Thursday, January 18, 2007

An open letter

To the people who are searching for reviews of my play
Deflowering Waldo and stumble on my blog instead:

First of all, why do you care? Either you like the
play or you don't. Either you want to do it or you
don't. Why do you care what other people say?

Second, you're not going to find a review of it
online. We performed it in secrecy. At night. You
had to know a special password to get in. And you had
to be able to say it correctly, in Russian. And you
had to pay a lot of money directly to a Swiss bank
account prior to the performance. And we did it in my
basement.

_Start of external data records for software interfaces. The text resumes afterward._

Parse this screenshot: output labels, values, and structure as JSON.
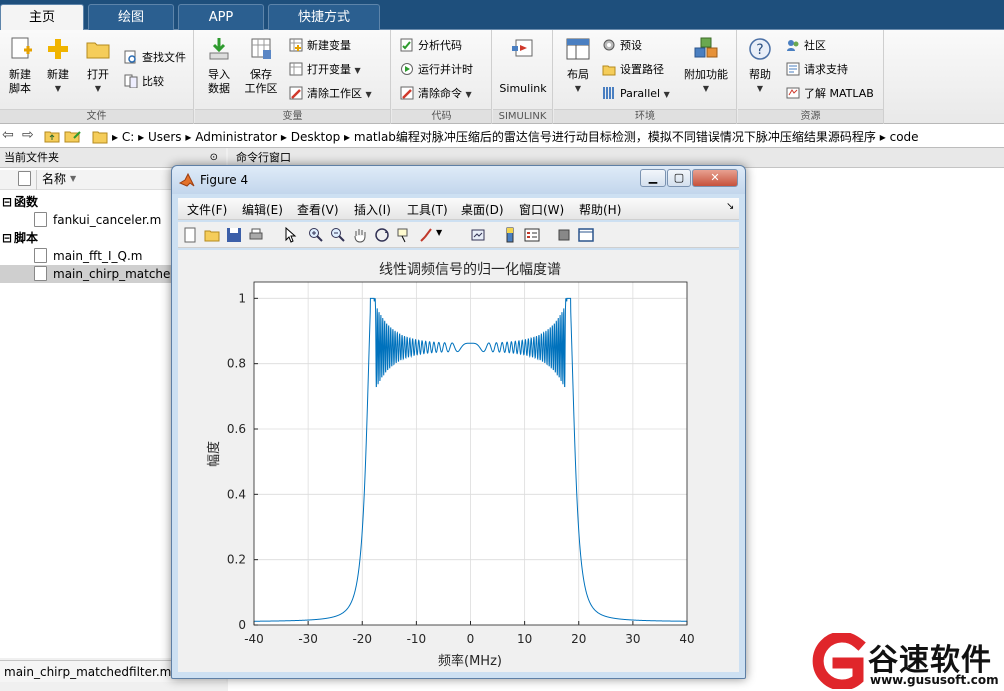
{
  "tabs": [
    {
      "label": "主页",
      "active": true
    },
    {
      "label": "绘图",
      "active": false
    },
    {
      "label": "APP",
      "active": false
    },
    {
      "label": "快捷方式",
      "active": false
    }
  ],
  "ribbon": {
    "file": {
      "group_label": "文件",
      "new_script": "新建\n脚本",
      "new": "新建",
      "open": "打开",
      "find_files": "查找文件",
      "compare": "比较"
    },
    "variable": {
      "group_label": "变量",
      "import_data": "导入\n数据",
      "save_workspace": "保存\n工作区",
      "new_variable": "新建变量",
      "open_variable": "打开变量",
      "clear_workspace": "清除工作区"
    },
    "code": {
      "group_label": "代码",
      "analyze_code": "分析代码",
      "run_and_time": "运行并计时",
      "clear_commands": "清除命令"
    },
    "simulink": {
      "group_label": "SIMULINK",
      "simulink": "Simulink"
    },
    "environment": {
      "group_label": "环境",
      "layout": "布局",
      "preferences": "预设",
      "set_path": "设置路径",
      "parallel": "Parallel",
      "addons": "附加功能"
    },
    "resources": {
      "group_label": "资源",
      "help": "帮助",
      "community": "社区",
      "request_support": "请求支持",
      "learn_matlab": "了解 MATLAB"
    }
  },
  "address": {
    "path_segments": [
      "C:",
      "Users",
      "Administrator",
      "Desktop",
      "matlab编程对脉冲压缩后的雷达信号进行动目标检测，模拟不同错误情况下脉冲压缩结果源码程序",
      "code"
    ]
  },
  "current_folder": {
    "title": "当前文件夹",
    "name_column": "名称",
    "groups": [
      {
        "label": "函数",
        "files": [
          "fankui_canceler.m"
        ]
      },
      {
        "label": "脚本",
        "files": [
          "main_fft_I_Q.m",
          "main_chirp_matched"
        ]
      }
    ],
    "status_file": "main_chirp_matchedfilter.m"
  },
  "command_window": {
    "title": "命令行窗口"
  },
  "figure": {
    "title": "Figure 4",
    "menus": [
      "文件(F)",
      "编辑(E)",
      "查看(V)",
      "插入(I)",
      "工具(T)",
      "桌面(D)",
      "窗口(W)",
      "帮助(H)"
    ]
  },
  "chart_data": {
    "type": "line",
    "title": "线性调频信号的归一化幅度谱",
    "xlabel": "频率(MHz)",
    "ylabel": "幅度",
    "xlim": [
      -40,
      40
    ],
    "ylim": [
      0,
      1.05
    ],
    "xticks": [
      -40,
      -30,
      -20,
      -10,
      0,
      10,
      20,
      30,
      40
    ],
    "yticks": [
      0,
      0.2,
      0.4,
      0.6,
      0.8,
      1
    ],
    "grid": true,
    "line_color": "#0072bd",
    "shape": {
      "band_edge_mhz": 18.5,
      "center_level": 0.85,
      "edge_peak": 1.0,
      "edge_dip": 0.75,
      "tail_at_40mhz": 0.01
    }
  },
  "watermark": {
    "brand": "谷速软件",
    "url": "www.gususoft.com"
  },
  "colors": {
    "tabbar": "#1e4f7c",
    "plot_line": "#0072bd",
    "watermark_red": "#e0262b"
  }
}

And the people who saw it were sworn to
secrecy and could never talk about the experience.
Because we didn't want the riff raff to see the show
and then write an online review.

I hope this information helps.



Anonymous said...

I saw it and I thought it was fucking _________. In fact, the climax left me _______ and I couldn't _______ for a week.

An _____, _______ show. Few writers can _______ the way Adam ________.

He's a real ________.

Adam said...

I wonder if that counts as an online review.

Laura said...

I'm not the person searching for reviews, obviously, though I wish I could see/read the play. Nevertheless, whenever I see something (movie, play) I sometimes go on the net to see what other people thought. I guess I miss being able to discuss it with others who have an informed opinion. It helps to enhance the experience, and it often makes me consider other points of view.

I think it's a good sign, if that's happening. It means that people are walking out the door, getting home, checking the internet and searching for it. All that time, they were probably thinking about various aspects of your play. They took all that time to consider it.

Of course, it could also be someone is thinking about producing it and wants a variety of opinions.

Or maybe you're right. It's someone who is wondering if it's worth it to go.

But what the hell, why not think positive? Heh.

Adam said...

thanks, Laura for being the voice of reason. I guess I can't help being snarky sometimes when really I should be happy a discussion is taking place about my work in which i am not involved.

Ry said...

Wasn't there a review that compared Deflowering Waldo, for incomprehensible reasons, to William Styron's Darkness Visible? I'm still puzzling over that one.

In that spirit, I create for you an internet review of Waldo, adapted from the very first google hit for the phrase "The Most Pretentious Review Ever":

"There are few places creepier to spend time than in Adam Szymkowicz’s head. It is a head where the wild things grow, twisting and spreading like vines, like fingers, and taking us in their captive embrace. These wild things have laid siege to us even as they have mutated. Dark as pitch, as noir, as hate, by turns beautiful and ugly, funny and horrifying, “Deflowering Waldo” is also as cracked as Mad magazine. I’m still trying to figure out what Waldo — who seems to be living in Ralph Kramden’s apartment, as redesigned by Edward Hopper — has to do with the weepy psychotherapist who may be a whore or merely lost or, because this is an Adam Szymokowicz play (after all), probably both.

"As the Good Witch of the North says, it’s always best to start at the beginning and, so, once upon a time, a boy, Waldo receives a psychiatrist into his home. When the boy went out into the world to play, evil was born and followed the boy. When the girl went out to play, though, she got lost in the marketplace, which pretty much sums up what happens to most pretty actresses in New York. Waldo tumbles down rabbit holes inside rabbit holes inside rabbit holes, finally choking on the acrid smoke that billows out of the dream factory in what looks like a Nathanael West rooming house of horrors. They shoot rabbits, don’t they? Yes, they do, and usually before the clincher. Soon, Waldo or Butch or perhaps both enter another story that resembles a tawdrier version of “On High in Blue Tomorrows”, chewing the fat and their naughty lower lips. In “Deflowering Waldo,” the classic hero’s journey has been supplanted by a series of jarringly discordant scenes, situations and setups that reflect one another much like the repeating images in the splintered hall of mirrors at the end of Orson Welles’s “Lady From Shanghai.”

Adam said...

thanks, Ry. That's fantastic. I'm glad it exists and it sums the play and that production up pretty nicely.